Latin American Indian Creation Myths
The Clouds 1
Cloud let a raindrop fall on a woman’s body. Nine months later
she gave birth to twins.
When they grew up, they wanted to know who their
“Tomorrow morning,” she said, “look towards the east.
There you will see him, erect in the sky like a tower.”
Over the earth and the sky, the twins traveled in
search of their father.
Cloud was doubtful and demanded:
“Show me that you are my children.”
One of the twins sent a lightning bolt to the earth.
The other, thunder. As cloud still had doubts, they walked through a flood
and came out intact.
Then cloud made a place for them at his side, between
their many siblings and nephews.
The Wind 1
When God made the first Wawenock Indians, some mud was left over
on the world’s ground. With these leftovers, Gluskabe made himself.
“And you, where did you come from?” God asked, aghast,
from the heights.
“I am wonderful,” Gluskabe said. “No one made me.”
God stood at his side and extended his hand towards
“Look at my work,” he defied him. “If you are so
wonderful, show me the things you have invented.”
“I can make the wind, if I want to.”
And Gluskabe blew his lungs out.
The wind was born and died immediately.
“I can make the wind,” Gluskabe admitted, “but I
can’t make it last.”
The God blew, so powerfully that gluskabe fell down
and lost all his hair.
The Rain 2
In the region of the great lakes in the North, a girl suddenly
realized that she was alive. The wonder of the world opened her eyes and
she set off to see it.
Following the tracks of the hunters and woodsmen
on the Menomini nation, she came to a big log cabin. Ten brothers and
the thunderbirds lived there, who offered her shelter and food.
One unlucky morning, as the girl was fetching water
from the spring, a furry serpent trapped her and carried her the depths
of a mountain of rock. The serpents were about to devour her when the girl
From very far away the thunderbirds heard the
call. They attacked the rocky mountain with the lightning bolt, rescued
the prisoner and killed the serpents.
The thunderbirds left the girl in the fork of a tree.
“Here you shall live,” they told her. “We will come
whenever you sing.
When the little green frog calls from the tree, the
thunderbirds respond and it rains over the world.
The Rainbow 3
The dwarves of the woods had surprised Yobuënahuaboshka
in an ambush and had cut off his head.
Tumbling along, the head returned to the region of the Cashinahua.
Although he had learned to skip and rock and
roll gracefully, no one wanted a head without a body.
“Mother, my brothers and sisters, countrymen,“ he
lamented, “Why do you reject me? Why are you ashamed of me?”
To end that rigmarole and to get rid of the head,
the mother suggested that he transform himself into something, but the head
refused to transform himself into something that already existed. The head
thought, dreamed, invented. The moon did not exist. The rainbow did not
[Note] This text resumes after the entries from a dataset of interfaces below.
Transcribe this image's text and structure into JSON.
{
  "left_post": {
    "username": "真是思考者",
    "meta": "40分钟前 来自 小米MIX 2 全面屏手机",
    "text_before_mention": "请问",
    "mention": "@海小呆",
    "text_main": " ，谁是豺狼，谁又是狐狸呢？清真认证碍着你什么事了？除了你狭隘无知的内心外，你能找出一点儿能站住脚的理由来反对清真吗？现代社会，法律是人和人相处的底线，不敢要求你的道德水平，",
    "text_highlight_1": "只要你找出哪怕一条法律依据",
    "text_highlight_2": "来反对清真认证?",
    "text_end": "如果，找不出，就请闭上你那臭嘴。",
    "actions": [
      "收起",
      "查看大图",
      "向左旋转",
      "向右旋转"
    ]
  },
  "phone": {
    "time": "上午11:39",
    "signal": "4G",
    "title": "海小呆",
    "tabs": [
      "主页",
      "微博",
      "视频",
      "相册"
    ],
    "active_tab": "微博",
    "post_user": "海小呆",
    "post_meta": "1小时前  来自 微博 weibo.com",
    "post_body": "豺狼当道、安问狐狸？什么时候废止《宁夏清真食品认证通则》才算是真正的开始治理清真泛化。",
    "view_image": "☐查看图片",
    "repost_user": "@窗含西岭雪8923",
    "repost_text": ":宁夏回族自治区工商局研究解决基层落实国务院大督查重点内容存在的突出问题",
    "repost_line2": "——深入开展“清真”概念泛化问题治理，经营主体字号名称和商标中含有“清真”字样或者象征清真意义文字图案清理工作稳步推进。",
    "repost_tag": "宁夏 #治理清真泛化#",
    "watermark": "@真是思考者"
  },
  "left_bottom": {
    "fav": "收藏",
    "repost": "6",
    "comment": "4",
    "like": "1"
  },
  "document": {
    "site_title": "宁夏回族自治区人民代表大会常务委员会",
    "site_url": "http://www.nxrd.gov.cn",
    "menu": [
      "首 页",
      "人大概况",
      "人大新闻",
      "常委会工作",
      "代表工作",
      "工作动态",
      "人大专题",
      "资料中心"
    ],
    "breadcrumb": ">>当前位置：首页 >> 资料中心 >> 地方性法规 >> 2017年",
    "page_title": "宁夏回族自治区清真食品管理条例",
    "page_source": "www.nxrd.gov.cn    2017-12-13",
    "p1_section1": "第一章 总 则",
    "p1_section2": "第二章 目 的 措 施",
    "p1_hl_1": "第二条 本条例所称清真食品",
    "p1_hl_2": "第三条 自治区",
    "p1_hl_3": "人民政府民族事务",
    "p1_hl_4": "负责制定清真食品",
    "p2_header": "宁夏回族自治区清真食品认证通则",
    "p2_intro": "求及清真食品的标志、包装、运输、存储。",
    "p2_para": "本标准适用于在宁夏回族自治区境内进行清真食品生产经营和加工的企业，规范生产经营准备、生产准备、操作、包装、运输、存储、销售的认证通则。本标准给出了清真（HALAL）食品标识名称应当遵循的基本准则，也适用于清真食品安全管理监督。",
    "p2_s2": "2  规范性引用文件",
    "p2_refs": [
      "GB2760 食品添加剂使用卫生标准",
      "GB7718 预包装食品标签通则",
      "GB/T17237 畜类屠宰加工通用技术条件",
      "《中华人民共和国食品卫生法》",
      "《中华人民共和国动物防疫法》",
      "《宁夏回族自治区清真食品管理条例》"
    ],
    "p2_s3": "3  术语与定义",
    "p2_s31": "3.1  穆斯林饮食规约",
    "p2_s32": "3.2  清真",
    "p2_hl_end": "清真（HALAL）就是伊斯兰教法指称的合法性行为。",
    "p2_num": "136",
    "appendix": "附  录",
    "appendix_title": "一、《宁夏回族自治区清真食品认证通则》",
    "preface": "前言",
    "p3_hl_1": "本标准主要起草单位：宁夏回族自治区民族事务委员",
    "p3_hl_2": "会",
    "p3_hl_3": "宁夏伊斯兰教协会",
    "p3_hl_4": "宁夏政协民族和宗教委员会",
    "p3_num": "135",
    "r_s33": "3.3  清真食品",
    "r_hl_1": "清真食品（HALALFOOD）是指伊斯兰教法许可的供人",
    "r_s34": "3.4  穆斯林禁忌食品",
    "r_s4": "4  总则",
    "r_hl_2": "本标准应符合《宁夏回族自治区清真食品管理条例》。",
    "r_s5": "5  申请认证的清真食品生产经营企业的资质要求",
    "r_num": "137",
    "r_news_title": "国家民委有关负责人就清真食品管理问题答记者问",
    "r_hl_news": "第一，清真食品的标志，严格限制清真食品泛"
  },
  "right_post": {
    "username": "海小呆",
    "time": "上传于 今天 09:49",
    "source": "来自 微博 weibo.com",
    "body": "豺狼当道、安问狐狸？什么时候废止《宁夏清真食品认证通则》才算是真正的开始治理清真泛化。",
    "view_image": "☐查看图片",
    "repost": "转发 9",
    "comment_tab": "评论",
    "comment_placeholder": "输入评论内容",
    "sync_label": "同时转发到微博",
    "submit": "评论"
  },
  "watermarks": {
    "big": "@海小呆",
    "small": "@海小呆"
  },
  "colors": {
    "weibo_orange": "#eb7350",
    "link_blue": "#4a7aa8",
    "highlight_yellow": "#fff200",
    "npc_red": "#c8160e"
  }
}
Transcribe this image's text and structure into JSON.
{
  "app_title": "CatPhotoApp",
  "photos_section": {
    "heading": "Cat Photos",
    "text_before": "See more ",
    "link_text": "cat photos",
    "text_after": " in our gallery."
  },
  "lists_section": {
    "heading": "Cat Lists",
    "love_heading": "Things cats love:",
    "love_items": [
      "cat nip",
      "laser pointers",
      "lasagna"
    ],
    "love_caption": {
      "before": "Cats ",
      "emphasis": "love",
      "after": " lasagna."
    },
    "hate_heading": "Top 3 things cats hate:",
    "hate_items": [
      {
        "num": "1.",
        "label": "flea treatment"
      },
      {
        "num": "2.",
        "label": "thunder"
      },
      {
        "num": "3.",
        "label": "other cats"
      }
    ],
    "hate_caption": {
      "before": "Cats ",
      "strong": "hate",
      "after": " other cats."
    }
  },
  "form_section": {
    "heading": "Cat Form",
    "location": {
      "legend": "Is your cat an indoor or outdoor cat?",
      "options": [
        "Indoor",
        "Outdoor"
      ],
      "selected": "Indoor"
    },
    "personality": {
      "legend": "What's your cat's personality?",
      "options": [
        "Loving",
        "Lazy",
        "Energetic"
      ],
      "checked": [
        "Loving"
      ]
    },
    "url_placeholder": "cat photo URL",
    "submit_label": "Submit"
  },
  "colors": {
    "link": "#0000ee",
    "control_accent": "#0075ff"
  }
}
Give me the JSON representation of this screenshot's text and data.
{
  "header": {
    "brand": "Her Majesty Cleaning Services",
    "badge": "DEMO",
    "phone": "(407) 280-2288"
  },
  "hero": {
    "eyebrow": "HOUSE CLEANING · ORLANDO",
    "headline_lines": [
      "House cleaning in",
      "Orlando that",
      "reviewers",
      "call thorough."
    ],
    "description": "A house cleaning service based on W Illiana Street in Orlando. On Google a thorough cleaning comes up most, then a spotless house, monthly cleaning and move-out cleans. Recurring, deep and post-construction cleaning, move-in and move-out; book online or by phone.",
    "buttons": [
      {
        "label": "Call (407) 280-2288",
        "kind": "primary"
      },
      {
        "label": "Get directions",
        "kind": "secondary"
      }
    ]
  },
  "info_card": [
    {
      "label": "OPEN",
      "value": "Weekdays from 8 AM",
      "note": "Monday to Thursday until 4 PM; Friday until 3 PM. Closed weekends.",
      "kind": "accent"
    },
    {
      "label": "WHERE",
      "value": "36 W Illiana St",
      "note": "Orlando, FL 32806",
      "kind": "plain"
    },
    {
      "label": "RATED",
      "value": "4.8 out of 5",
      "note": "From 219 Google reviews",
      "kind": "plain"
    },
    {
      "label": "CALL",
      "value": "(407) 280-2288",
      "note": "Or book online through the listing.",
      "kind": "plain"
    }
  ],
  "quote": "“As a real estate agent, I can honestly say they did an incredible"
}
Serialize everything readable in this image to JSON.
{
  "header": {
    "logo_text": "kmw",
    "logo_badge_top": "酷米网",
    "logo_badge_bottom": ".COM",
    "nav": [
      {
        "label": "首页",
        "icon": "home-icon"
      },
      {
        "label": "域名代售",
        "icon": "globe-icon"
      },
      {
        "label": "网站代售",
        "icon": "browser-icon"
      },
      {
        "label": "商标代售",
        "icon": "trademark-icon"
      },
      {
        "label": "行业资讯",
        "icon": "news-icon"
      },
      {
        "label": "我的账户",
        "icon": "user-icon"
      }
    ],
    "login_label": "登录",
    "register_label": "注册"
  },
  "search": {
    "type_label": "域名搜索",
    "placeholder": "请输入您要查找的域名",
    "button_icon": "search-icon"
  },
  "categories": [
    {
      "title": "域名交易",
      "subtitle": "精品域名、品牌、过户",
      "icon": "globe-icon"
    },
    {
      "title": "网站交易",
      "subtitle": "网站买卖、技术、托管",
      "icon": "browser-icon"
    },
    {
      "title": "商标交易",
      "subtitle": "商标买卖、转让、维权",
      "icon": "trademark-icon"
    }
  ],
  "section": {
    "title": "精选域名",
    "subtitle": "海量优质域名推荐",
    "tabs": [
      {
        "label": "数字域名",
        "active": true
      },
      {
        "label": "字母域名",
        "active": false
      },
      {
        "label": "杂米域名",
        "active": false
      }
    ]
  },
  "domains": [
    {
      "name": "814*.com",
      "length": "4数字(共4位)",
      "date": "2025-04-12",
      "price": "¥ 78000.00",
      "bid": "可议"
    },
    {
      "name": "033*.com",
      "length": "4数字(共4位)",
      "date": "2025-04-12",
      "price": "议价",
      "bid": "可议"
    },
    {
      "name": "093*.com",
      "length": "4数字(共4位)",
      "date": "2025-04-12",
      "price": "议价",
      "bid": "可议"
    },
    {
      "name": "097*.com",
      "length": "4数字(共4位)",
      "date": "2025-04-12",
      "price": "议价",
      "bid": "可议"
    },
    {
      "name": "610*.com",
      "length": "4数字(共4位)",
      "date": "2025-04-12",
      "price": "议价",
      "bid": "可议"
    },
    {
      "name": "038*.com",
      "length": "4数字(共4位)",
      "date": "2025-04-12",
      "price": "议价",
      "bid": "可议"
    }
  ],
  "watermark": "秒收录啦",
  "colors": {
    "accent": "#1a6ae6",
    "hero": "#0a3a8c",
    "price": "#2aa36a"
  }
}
He asked for seven balls of wool, of all the colors.
He took aim and threw the balls to the sky, one after
the other. The balls stayed hung up beyond the clouds: the strands of wool
unrolled, softly, towards the earth.
Before going up, the head warned:
“Whoever does not recognize me will be punished.
When you see me up there, say: ‘There is the tall and beautiful Yobuënahuaboshka!’”
Then he braided the seven strands that hung down
and climbed on the rope up to the sky.
That night a white slash appeared for the first time
amongst the stars. A girl raised her eyes and asked, in wonder: “What is
Immediately a red macaw pounced on her, hopped quickly
around and stung her between the legs with his pointy tail. From that moment
on, women bleed when the moon so wishes.
The following morning the rope of seven colors shone
in the sky.
A man pointed to it with his finger.
“Look, look! How strange!”
He said that and fell down.
And that was the first time someone died.
1 - Péret, Benjamin, Anthologie des Mythes, légendes
et contes poulaires d'Amérique, Paris, 1960
2 - El origen de las maneras de mesa, México, 1976
3 - D'Ans, André Marcel, La verdadera Biblia de los cashinahua,
All of these myths were compiled by Eduardo Galeano in his book: Memoria
del fuego - 1, Buenos Aires, 1984
Translated, from the Spanish, by Frank Thomas Smith